I have covered many of these topics in previous posts.
So as we take our next steps on the multi-cloud journey, here is what we are learning.
Types of Clouds:
- Amazon Web Services and derivatives like Eucalyptus
- Rackspace Cloud and derivatives powered by Openstack
- IBM SmartCloud
- Microsoft Azure
- VMWare and CloudFoundry Clouds
- Boutique clouds like Softlayer, Joyent, Terramark and others
Some clouds (like Amazon) offer a combination of IaaS and PaaS, while others focus mostly on IaaS (IBM, Rackspace) or PaaS (Microsoft Azure).
Our preferred strategy is to work with large public IaaS clouds like AWS, Rackspace and IBM. This is because PaaS centric environments are less flexible and force vendor lock-in. In a few years the cloud landscape (cloudscape?) will mature, and the same way we think about IaaS as being more flexible than PaaS, the PaaS problems of today will be worked out and it will be possible to plan for a time when multi-cloud can embrace PaaS as well as IaaS.

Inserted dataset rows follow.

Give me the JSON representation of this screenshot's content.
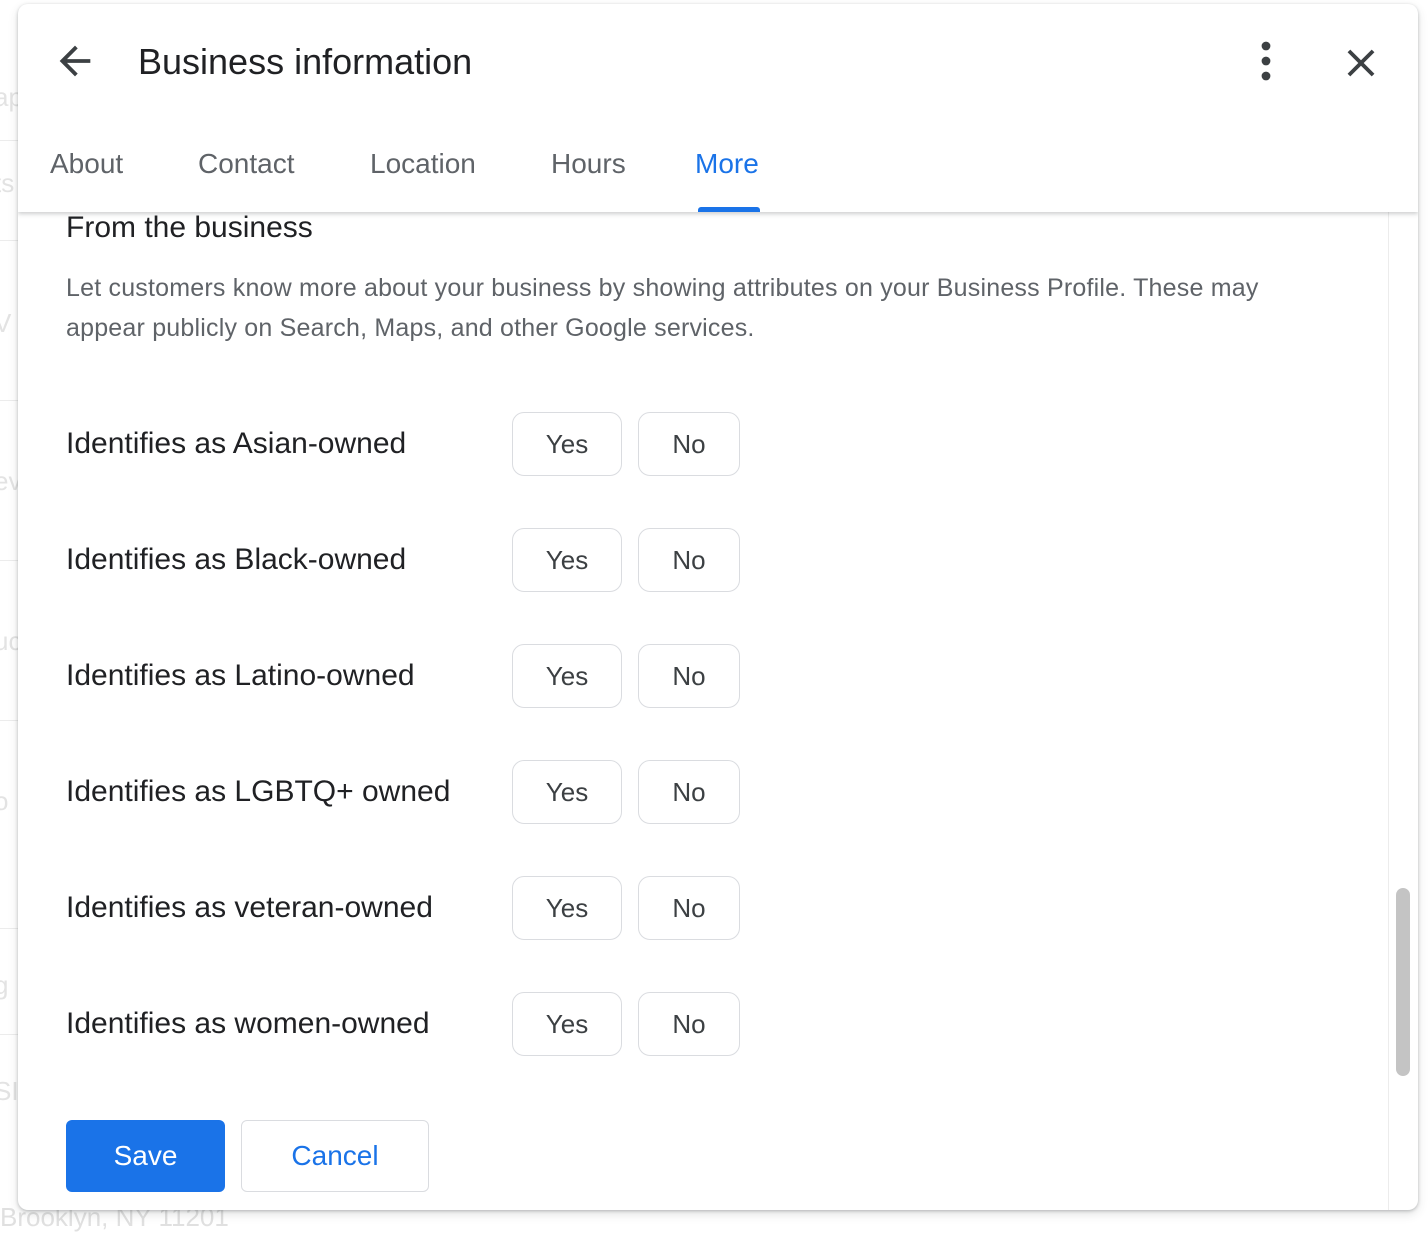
{
  "background": {
    "fragments": [
      "ap",
      "ts",
      "V",
      "ev",
      "uc",
      "o",
      "g",
      "SI"
    ],
    "address": "Brooklyn, NY 11201"
  },
  "dialog": {
    "title": "Business information",
    "back_icon": "arrow-back-icon",
    "more_icon": "more-vert-icon",
    "close_icon": "close-icon",
    "tabs": [
      {
        "label": "About",
        "active": false
      },
      {
        "label": "Contact",
        "active": false
      },
      {
        "label": "Location",
        "active": false
      },
      {
        "label": "Hours",
        "active": false
      },
      {
        "label": "More",
        "active": true
      }
    ],
    "section_title": "From the business",
    "description": "Let customers know more about your business by showing attributes on your Business Profile. These may appear publicly on Search, Maps, and other Google services.",
    "attributes": [
      {
        "label": "Identifies as Asian-owned",
        "yes": "Yes",
        "no": "No"
      },
      {
        "label": "Identifies as Black-owned",
        "yes": "Yes",
        "no": "No"
      },
      {
        "label": "Identifies as Latino-owned",
        "yes": "Yes",
        "no": "No"
      },
      {
        "label": "Identifies as LGBTQ+ owned",
        "yes": "Yes",
        "no": "No"
      },
      {
        "label": "Identifies as veteran-owned",
        "yes": "Yes",
        "no": "No"
      },
      {
        "label": "Identifies as women-owned",
        "yes": "Yes",
        "no": "No"
      }
    ],
    "save_label": "Save",
    "cancel_label": "Cancel"
  },
  "colors": {
    "accent": "#1a73e8",
    "text_primary": "#202124",
    "text_secondary": "#5f6368",
    "border": "#dadce0"
  }
}
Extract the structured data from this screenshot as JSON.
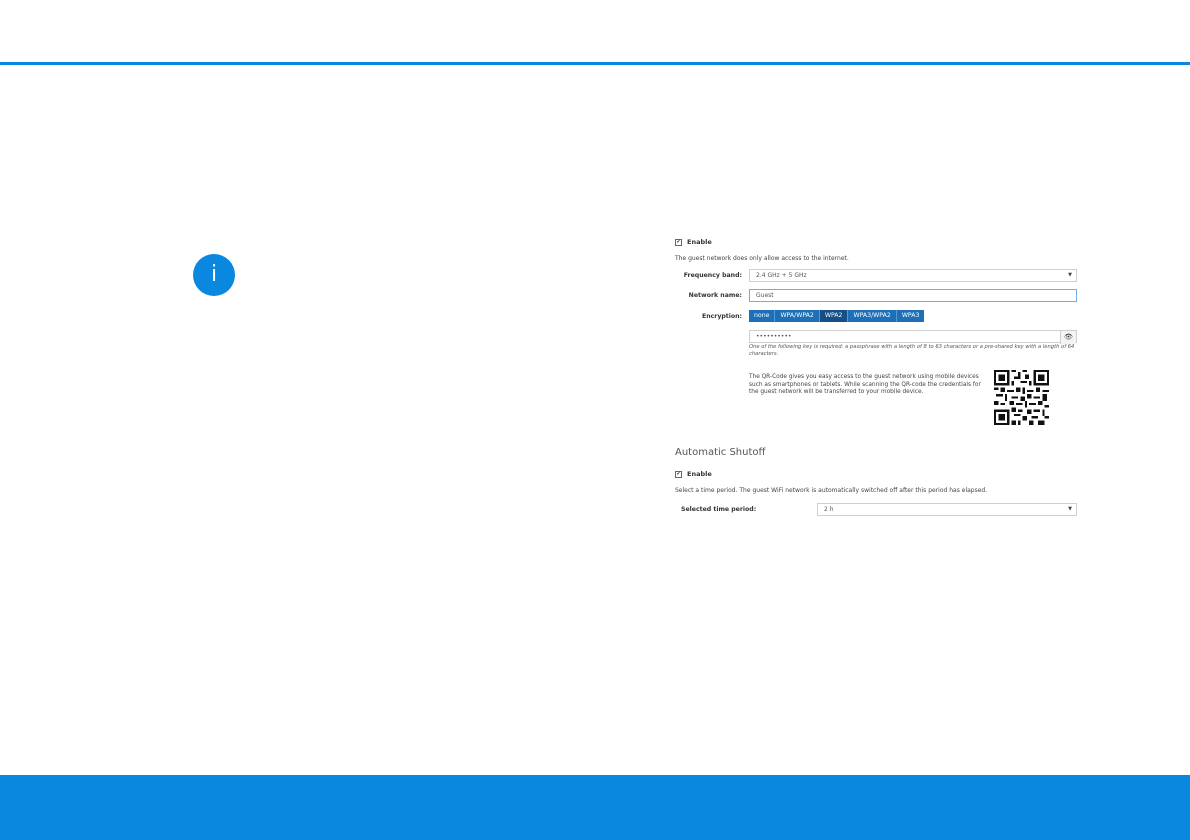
{
  "guest_wifi": {
    "enable_label": "Enable",
    "note": "The guest network does only allow access to the internet.",
    "frequency_band": {
      "label": "Frequency band:",
      "value": "2.4 GHz + 5 GHz"
    },
    "network_name": {
      "label": "Network name:",
      "value": "Guest"
    },
    "encryption": {
      "label": "Encryption:",
      "options": [
        "none",
        "WPA/WPA2",
        "WPA2",
        "WPA3/WPA2",
        "WPA3"
      ],
      "selected": "WPA2"
    },
    "key": {
      "value": "••••••••••",
      "hint": "One of the following key is required: a passphrase with a length of 8 to 63 characters or a pre-shared key with a length of 64 characters."
    },
    "qr_text": "The QR-Code gives you easy access to the guest network using mobile devices such as smartphones or tablets. While scanning the QR-code the credentials for the guest network will be transferred to your mobile device."
  },
  "auto_shutoff": {
    "heading": "Automatic Shutoff",
    "enable_label": "Enable",
    "note": "Select a time period. The guest WiFi network is automatically switched off after this period has elapsed.",
    "time_period": {
      "label": "Selected time period:",
      "value": "2 h"
    }
  },
  "icons": {
    "info": "info-icon",
    "checkbox": "checkbox-checked-icon",
    "dropdown": "chevron-down-icon",
    "eye": "eye-icon",
    "qr": "qr-code-icon"
  },
  "colors": {
    "accent": "#0a88e0",
    "button": "#1d70b8",
    "button_active": "#154f86"
  },
  "glyphs": {
    "info": "i",
    "check": "✔",
    "caret": "▼",
    "eye": "👁"
  }
}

Most of the IaaS clouds behave the same with regard to API’s and underlying operating concepts. This is a good thing, and makes multi-cloud easier to implement. But what we are seeing as differences between the popular IaaS clouds is the costing models. AWS, being the first, did set standards such as “pay as you go” and a simplified billing model that is easy to project monthly expenses.
The differences are in areas like the ratio of compute cores to local storage. And the availability of commodity priced object stores and block-based logical volume file systems. Our internal cost management tool is being extended to map the different cost models to a common view across all IaaS infrastructures. We’re now measuring spend by cost per object processed, cost per hour for all processing, and setting budget alarms when trending data starts to deviate from plan.
It’s an exciting time be at the forefront of the cloud (re)volution. We were there for day 1 of the original cloud, mastering it (and sometimes being defeated) and now we are charting new territory with multi-cloud deployments.